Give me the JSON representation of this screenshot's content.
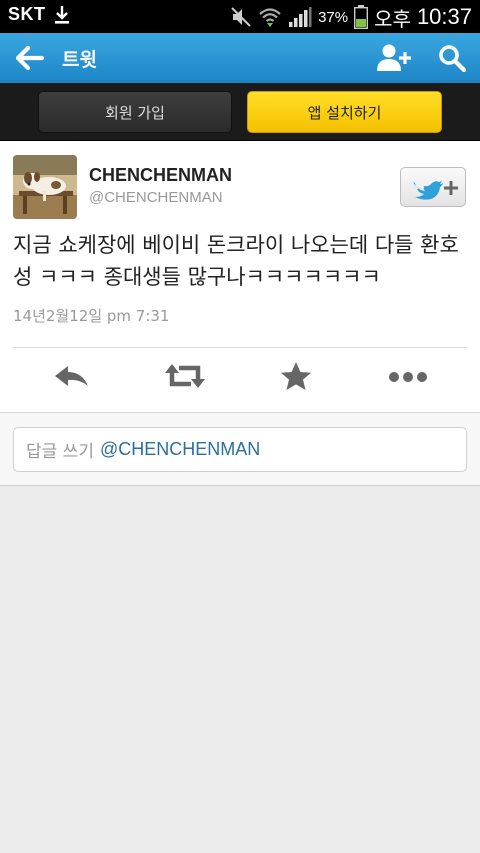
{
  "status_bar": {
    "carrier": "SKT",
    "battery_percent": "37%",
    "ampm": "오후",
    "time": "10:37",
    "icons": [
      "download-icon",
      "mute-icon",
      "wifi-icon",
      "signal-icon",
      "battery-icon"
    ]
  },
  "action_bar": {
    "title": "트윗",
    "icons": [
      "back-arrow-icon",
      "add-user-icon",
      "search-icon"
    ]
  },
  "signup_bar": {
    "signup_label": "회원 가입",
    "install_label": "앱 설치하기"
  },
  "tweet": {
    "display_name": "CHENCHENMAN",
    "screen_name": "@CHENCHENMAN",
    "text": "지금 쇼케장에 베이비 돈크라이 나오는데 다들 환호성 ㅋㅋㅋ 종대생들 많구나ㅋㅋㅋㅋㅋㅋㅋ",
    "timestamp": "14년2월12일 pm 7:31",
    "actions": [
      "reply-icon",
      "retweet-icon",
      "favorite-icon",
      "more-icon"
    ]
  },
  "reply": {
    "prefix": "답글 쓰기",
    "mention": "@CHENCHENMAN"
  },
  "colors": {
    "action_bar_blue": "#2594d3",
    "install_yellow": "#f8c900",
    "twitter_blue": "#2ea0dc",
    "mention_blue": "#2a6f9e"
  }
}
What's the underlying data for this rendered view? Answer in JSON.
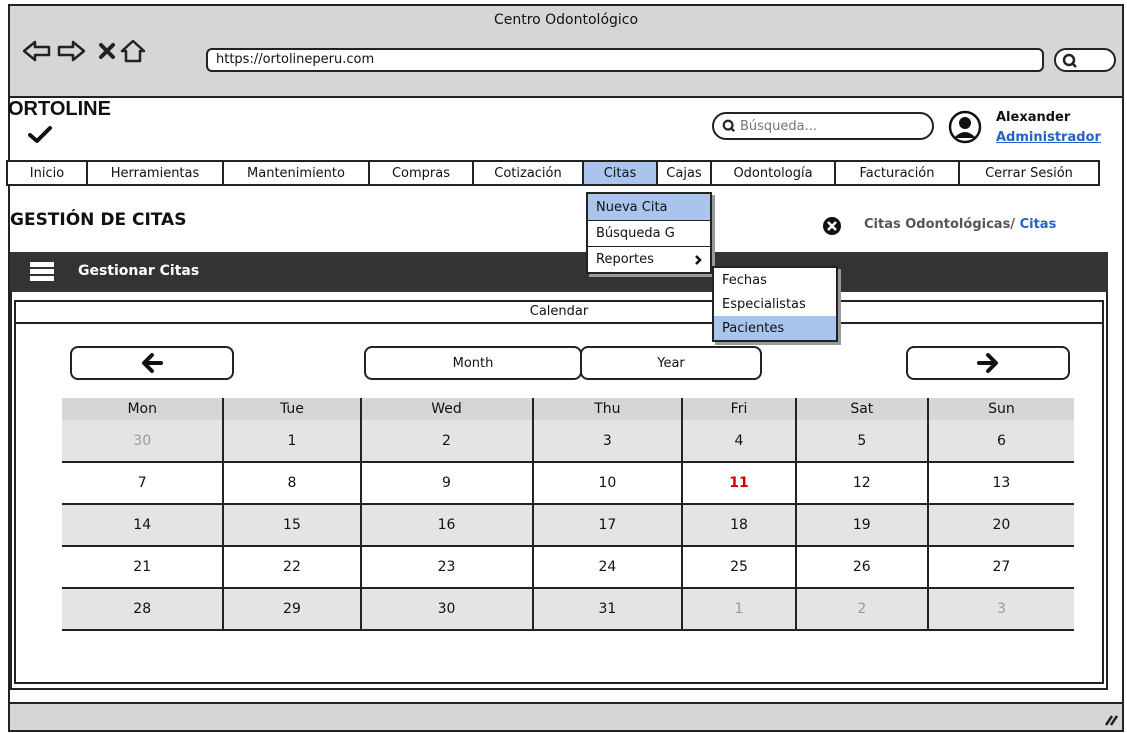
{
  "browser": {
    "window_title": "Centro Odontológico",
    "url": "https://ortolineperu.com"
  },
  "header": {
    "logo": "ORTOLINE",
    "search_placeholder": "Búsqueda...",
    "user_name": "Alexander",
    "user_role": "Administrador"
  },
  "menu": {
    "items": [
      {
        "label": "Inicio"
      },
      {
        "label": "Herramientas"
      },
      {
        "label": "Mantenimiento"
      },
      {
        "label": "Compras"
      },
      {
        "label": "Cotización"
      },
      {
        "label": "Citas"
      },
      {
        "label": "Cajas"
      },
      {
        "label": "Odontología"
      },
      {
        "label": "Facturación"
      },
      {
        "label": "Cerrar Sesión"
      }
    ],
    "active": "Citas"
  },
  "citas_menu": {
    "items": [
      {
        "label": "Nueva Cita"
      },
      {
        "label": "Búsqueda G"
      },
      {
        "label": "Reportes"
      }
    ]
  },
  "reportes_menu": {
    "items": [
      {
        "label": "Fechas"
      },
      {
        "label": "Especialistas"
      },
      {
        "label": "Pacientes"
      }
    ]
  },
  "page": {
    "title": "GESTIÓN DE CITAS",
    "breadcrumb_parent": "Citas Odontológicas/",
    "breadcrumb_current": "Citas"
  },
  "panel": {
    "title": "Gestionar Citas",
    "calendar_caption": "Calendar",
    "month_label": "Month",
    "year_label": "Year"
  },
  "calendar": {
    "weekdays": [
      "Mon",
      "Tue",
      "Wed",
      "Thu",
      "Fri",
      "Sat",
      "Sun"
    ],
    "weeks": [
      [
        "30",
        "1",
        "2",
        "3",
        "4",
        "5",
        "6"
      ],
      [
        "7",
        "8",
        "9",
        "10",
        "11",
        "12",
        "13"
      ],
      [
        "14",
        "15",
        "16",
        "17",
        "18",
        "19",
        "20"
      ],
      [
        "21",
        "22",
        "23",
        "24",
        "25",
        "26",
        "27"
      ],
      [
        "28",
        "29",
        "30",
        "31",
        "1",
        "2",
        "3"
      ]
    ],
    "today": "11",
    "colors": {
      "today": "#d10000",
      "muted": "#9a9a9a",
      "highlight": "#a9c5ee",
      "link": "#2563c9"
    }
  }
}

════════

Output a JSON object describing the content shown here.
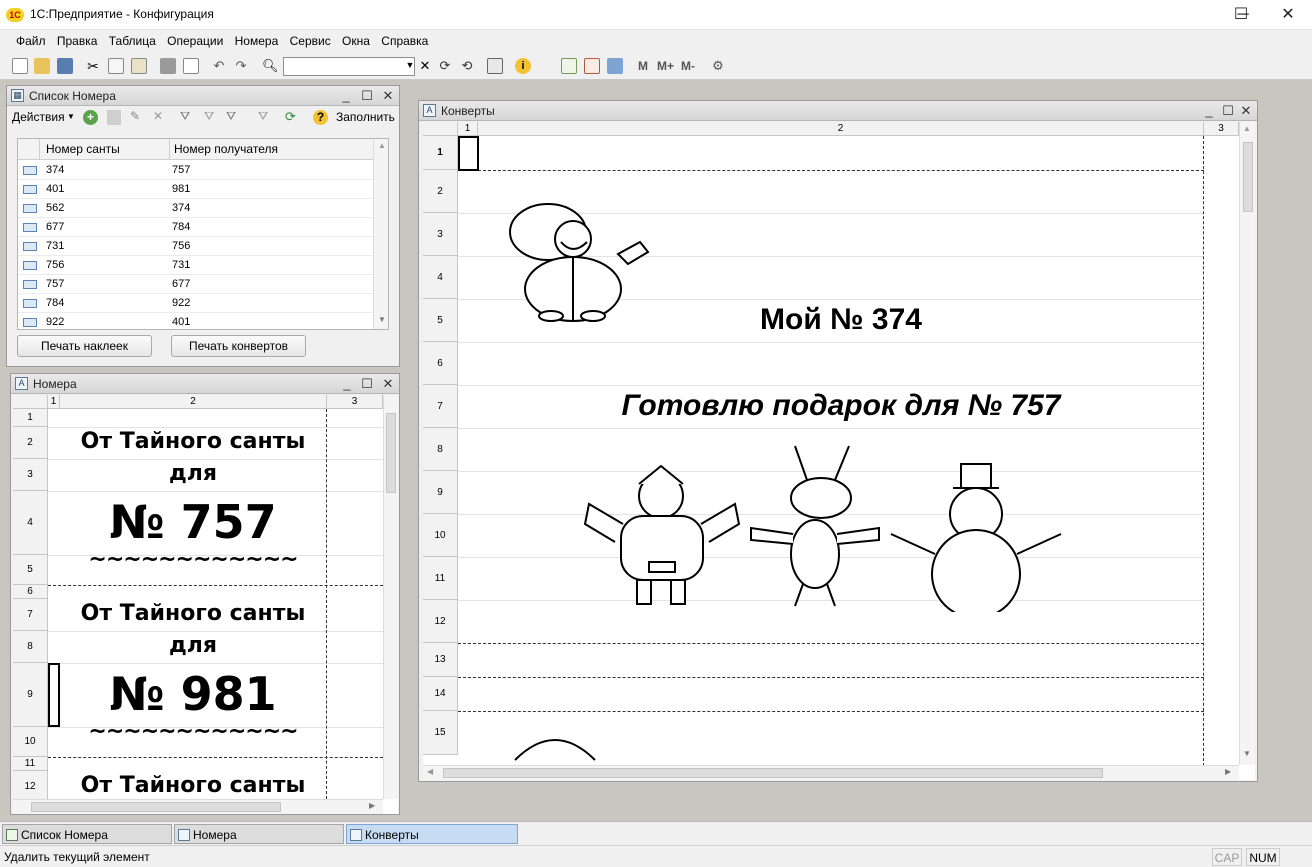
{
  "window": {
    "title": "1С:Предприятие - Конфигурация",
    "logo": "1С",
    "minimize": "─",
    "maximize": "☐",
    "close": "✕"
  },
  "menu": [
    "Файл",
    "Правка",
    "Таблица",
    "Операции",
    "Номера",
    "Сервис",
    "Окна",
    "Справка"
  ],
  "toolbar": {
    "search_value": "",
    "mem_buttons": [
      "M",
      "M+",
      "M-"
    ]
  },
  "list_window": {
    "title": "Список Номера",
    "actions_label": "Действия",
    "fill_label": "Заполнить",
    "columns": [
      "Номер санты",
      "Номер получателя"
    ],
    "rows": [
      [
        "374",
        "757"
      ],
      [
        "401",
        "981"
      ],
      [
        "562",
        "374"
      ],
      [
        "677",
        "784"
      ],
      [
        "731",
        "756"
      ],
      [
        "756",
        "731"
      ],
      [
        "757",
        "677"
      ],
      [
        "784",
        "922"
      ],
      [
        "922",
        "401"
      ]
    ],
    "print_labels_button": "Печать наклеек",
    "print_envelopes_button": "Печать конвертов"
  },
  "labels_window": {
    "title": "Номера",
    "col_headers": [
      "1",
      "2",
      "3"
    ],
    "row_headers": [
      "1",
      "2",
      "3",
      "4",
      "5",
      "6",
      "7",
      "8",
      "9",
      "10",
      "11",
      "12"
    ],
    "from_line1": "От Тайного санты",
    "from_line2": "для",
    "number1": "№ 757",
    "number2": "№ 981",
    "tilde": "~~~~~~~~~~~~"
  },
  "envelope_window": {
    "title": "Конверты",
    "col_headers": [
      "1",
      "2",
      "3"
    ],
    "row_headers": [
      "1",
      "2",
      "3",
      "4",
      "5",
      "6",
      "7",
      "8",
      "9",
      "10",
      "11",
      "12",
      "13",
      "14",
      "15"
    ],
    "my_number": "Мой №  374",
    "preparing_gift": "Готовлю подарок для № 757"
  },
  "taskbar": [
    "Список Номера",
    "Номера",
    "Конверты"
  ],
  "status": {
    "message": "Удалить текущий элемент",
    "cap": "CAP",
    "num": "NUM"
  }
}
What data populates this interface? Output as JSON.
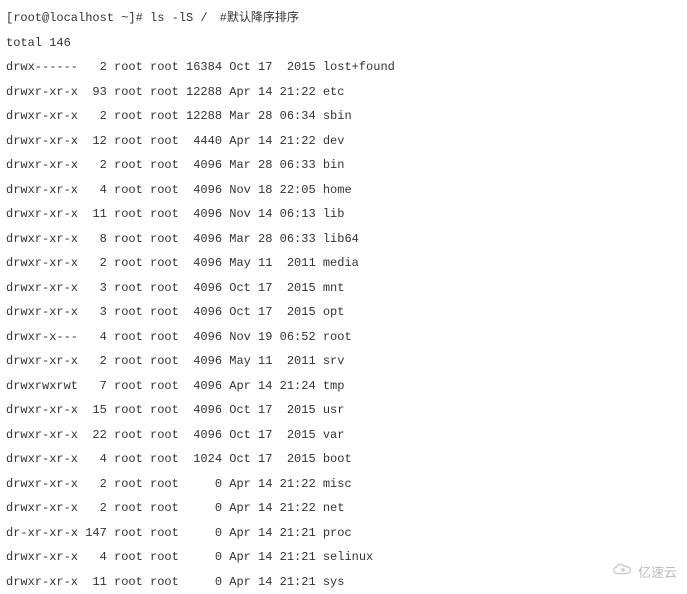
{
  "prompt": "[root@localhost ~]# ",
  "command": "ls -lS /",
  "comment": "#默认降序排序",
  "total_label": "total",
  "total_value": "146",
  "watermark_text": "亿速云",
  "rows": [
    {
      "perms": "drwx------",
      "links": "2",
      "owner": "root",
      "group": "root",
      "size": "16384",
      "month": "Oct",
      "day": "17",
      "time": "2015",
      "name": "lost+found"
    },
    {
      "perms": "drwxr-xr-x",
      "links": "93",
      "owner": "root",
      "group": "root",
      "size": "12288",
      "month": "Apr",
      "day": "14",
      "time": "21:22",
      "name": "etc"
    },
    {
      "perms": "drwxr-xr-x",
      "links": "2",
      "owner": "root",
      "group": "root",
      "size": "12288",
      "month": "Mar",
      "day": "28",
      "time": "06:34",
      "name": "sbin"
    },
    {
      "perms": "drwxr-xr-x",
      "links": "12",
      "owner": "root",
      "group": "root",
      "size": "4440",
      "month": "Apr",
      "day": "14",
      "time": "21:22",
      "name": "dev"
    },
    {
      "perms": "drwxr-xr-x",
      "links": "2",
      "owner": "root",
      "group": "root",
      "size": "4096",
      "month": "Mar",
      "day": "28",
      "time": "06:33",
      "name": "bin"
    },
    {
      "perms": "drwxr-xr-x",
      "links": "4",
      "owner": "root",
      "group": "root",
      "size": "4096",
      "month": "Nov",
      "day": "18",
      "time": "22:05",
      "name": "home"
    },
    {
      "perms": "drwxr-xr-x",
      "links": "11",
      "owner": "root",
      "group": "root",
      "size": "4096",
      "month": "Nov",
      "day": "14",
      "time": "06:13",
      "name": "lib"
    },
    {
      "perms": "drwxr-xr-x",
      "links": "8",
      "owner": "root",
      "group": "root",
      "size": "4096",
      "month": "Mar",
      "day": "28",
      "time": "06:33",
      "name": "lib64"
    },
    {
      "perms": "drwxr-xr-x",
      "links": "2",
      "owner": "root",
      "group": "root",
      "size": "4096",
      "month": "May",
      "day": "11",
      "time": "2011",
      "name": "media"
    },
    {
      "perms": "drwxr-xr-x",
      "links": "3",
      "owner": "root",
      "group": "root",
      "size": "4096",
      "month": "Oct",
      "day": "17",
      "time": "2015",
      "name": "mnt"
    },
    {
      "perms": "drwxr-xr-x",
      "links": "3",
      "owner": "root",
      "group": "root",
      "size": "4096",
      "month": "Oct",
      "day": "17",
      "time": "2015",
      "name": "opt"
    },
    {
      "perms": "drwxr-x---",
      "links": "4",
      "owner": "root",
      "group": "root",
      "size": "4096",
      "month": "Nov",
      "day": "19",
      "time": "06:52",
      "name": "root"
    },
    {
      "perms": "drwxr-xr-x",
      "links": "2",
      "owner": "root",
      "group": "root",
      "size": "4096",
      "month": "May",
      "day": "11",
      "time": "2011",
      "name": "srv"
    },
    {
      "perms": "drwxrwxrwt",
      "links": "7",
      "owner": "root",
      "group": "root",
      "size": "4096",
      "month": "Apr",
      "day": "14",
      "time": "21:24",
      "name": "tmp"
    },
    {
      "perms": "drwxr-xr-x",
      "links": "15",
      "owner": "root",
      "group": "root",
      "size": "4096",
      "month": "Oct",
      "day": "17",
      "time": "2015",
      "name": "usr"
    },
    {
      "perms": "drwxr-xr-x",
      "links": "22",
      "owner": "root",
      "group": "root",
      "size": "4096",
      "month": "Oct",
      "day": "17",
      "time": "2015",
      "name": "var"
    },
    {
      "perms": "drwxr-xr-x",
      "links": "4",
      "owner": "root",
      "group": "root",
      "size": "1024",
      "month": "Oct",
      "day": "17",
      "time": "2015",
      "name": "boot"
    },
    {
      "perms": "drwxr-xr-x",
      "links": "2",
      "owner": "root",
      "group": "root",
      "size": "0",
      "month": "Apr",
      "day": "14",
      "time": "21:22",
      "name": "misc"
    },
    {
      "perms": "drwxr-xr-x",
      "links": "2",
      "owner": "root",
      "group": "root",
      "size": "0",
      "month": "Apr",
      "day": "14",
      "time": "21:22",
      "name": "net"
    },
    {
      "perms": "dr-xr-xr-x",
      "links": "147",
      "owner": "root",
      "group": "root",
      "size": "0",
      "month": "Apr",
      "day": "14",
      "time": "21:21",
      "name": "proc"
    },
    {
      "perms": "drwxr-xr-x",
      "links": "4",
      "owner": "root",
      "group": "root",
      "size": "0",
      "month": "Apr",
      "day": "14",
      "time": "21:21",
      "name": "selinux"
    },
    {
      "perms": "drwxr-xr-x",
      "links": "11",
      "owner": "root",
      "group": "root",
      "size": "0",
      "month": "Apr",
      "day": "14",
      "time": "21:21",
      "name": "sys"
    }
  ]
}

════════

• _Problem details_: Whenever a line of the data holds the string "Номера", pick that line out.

• _Task response_:
    "Номера",
    "title": "Список Номера",
    "title": "Номера",
    "Список Номера",
    "Номера",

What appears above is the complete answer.